Earlier in the day, the secretary of Iran’s national security council, Ali Shamkhani, said 13 “revenge scenarios” were being considered in the wake of the assassination of Qassem Suleimani, the head of Iran’s elite Quds force, and that even the most limited options would be a “historic nightmare” for the US.
Ali Shamkhani told the Tasnim news agency: “The 27 US bases that are closest to Iran’s border are already on high alert; they know that the response is likely to include medium-range & long-range missiles.”
Trump responded to Iranian threats in remarks to the press at the White House “We’re totally prepared. And likewise, we’re prepared to attack if we have to,” he said.

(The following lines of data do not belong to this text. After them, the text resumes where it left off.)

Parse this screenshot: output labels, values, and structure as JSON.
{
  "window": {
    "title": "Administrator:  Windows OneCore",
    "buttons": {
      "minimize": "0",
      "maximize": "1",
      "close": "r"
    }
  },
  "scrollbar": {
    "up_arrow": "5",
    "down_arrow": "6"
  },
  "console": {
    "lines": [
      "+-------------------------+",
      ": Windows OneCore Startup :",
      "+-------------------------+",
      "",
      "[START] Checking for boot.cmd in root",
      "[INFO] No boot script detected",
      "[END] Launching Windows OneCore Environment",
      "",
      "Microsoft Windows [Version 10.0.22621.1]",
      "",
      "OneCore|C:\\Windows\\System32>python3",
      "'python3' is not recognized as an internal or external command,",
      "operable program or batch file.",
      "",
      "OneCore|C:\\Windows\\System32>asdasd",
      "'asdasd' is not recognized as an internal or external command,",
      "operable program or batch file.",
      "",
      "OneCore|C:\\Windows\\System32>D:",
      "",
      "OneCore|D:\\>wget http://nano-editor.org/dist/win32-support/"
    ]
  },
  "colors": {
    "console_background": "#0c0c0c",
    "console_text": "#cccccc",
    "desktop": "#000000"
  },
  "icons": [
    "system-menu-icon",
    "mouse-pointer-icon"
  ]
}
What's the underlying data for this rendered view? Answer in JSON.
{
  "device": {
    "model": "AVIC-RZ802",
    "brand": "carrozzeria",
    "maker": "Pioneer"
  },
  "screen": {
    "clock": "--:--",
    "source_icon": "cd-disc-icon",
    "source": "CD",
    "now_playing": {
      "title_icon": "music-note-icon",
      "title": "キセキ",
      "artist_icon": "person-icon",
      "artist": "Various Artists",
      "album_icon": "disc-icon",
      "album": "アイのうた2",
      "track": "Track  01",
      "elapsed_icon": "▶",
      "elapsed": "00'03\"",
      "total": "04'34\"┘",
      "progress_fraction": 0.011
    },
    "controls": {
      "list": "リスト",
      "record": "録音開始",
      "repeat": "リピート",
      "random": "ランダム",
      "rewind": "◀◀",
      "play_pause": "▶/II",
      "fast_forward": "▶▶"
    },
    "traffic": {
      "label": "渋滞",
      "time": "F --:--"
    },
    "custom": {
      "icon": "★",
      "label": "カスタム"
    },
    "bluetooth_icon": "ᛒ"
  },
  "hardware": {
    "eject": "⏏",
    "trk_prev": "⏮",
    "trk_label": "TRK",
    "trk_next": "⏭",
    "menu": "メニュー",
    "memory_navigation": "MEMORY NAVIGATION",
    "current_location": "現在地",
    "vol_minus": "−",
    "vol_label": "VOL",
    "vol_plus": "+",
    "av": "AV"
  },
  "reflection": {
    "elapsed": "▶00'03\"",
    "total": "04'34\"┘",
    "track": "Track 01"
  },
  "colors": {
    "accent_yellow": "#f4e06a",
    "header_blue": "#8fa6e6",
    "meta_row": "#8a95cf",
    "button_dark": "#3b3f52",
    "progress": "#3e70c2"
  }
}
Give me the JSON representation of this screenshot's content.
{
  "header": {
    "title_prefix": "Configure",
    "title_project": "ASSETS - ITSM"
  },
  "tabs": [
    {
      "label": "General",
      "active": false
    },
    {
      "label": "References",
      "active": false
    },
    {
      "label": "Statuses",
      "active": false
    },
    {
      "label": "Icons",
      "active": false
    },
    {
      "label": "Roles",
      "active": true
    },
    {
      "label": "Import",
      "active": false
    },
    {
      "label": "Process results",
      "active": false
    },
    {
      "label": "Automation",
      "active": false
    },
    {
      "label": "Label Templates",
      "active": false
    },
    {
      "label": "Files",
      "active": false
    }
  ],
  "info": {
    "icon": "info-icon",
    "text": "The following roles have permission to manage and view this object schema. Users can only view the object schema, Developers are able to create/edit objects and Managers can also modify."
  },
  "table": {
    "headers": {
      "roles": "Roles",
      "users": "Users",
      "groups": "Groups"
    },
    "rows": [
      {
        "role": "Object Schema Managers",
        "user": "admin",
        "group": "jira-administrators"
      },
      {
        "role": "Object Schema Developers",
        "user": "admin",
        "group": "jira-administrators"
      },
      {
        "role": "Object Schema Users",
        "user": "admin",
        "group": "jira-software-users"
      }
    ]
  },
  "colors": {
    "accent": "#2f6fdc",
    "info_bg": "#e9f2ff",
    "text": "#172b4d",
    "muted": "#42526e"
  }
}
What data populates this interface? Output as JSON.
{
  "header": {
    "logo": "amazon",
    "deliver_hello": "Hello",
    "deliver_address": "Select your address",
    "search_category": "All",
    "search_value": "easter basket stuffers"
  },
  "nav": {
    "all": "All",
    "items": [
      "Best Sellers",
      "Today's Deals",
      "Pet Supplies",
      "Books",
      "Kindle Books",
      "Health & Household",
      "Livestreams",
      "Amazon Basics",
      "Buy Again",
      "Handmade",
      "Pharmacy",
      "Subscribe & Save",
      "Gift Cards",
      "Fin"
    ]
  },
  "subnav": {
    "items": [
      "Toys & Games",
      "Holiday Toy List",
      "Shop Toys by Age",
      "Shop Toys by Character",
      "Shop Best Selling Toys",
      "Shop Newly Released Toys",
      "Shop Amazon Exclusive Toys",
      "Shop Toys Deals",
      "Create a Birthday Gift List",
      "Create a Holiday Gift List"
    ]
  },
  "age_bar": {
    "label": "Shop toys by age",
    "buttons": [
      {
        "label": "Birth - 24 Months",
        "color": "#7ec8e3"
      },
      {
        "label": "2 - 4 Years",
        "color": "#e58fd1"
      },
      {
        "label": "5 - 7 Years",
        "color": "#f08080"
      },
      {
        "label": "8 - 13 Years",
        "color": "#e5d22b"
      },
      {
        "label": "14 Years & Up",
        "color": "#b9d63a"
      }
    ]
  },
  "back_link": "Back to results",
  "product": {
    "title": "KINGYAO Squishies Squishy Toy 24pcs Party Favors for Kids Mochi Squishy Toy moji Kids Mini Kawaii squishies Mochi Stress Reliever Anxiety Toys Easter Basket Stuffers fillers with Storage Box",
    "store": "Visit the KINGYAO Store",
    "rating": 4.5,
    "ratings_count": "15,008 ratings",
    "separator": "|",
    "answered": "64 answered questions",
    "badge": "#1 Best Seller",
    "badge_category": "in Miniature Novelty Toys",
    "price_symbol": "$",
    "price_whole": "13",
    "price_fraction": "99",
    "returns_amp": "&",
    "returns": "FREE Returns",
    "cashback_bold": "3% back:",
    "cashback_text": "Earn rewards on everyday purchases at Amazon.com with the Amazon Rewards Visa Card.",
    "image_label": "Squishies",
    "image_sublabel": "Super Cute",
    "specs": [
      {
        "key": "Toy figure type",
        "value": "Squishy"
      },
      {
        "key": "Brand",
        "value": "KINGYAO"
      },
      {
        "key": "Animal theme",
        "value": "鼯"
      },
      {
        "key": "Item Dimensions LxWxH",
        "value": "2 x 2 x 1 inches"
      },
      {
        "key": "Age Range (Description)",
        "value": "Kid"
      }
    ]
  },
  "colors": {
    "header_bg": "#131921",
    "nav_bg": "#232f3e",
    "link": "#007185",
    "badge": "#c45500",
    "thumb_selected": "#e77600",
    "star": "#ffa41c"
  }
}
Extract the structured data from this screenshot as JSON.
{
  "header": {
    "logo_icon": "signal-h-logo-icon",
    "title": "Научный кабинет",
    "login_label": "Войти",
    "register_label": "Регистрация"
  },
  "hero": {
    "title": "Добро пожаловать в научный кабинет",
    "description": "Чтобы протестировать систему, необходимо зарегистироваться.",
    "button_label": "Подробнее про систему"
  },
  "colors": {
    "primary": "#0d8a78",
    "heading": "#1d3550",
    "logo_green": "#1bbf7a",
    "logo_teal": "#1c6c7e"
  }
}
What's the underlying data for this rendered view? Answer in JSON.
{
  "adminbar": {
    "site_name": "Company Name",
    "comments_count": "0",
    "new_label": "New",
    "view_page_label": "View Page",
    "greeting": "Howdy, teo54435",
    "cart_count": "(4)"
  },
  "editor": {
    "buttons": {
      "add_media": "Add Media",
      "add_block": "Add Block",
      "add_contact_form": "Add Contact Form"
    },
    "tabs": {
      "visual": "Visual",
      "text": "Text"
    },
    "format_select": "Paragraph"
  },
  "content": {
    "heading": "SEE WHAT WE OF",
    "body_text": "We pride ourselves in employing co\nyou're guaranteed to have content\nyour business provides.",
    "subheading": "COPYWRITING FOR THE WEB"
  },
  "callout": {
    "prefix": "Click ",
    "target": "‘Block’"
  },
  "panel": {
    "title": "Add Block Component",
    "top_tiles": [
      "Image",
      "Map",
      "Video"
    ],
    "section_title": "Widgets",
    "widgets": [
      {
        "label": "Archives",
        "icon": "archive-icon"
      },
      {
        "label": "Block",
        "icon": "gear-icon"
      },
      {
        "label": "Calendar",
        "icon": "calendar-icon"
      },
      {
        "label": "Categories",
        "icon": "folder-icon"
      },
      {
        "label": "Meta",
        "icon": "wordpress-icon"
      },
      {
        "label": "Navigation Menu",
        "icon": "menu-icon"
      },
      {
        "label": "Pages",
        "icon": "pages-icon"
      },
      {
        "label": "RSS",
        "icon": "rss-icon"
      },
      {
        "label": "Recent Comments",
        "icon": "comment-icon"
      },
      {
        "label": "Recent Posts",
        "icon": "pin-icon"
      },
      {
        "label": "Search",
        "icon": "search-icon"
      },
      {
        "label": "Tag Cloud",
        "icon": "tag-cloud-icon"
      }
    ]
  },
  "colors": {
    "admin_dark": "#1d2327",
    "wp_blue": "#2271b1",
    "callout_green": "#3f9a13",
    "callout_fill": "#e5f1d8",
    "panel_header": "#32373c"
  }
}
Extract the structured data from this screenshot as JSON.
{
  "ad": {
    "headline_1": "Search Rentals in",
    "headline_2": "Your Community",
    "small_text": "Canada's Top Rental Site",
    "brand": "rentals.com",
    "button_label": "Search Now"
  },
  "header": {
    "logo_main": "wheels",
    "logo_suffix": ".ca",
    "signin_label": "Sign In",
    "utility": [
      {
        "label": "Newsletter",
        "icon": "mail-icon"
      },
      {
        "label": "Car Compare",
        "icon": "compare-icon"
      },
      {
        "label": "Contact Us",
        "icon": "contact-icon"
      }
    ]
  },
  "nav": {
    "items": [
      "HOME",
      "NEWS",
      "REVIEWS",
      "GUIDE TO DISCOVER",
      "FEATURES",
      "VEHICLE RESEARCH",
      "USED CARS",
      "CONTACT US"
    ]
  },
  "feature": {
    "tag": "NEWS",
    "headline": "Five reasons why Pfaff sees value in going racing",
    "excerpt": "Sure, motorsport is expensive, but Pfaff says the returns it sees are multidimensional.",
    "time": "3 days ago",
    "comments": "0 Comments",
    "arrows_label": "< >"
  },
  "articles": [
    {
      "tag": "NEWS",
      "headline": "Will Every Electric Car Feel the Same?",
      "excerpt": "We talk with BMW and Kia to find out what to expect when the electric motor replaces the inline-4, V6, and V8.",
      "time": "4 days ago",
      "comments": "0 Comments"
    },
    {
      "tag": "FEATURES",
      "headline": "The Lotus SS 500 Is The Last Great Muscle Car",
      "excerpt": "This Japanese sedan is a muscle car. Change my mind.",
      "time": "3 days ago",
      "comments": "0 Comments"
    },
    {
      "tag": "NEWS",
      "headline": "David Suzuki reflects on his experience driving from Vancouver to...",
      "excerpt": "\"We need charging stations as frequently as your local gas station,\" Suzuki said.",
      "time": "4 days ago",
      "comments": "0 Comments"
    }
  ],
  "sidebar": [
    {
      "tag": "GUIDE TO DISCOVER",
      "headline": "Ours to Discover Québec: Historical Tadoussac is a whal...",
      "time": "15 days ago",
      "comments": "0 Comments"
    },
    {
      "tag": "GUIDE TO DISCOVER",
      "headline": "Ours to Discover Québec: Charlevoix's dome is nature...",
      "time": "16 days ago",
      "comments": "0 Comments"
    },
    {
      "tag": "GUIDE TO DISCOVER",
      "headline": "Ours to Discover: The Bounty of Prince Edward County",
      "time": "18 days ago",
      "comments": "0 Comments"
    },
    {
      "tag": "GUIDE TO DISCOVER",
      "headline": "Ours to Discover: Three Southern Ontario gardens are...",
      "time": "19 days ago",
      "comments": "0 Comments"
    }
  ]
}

But he appeared to draw back from his earlier threats to target Iranian cultural sites, a potential war crime.
“If that’s what the law is, I like to obey the law,” he said, but he added: “They kill our people, they blow up our people and then we have to be very gentle with their cultural institutions. But I’m OK with it … I will say this, if Iran does anything that they shouldn’t be doing, they’re going to be suffering the consequences and very strongly.”
Trump said his long-term intention was withdraw the 5,200 US troops currently in Iraq, but not right away as the Iraqi government and parliament have demanded.
“I think we’ve done a fantastic job but eventually, we want to be able to let Iraq run its own affairs,” he said. “We want to get out. But this isn’t the right point.”
When the US did leave, the president insisted, Iraq would have to reimburse Washington for the infrastructure investments Washington has made over a nearly 17-year presence.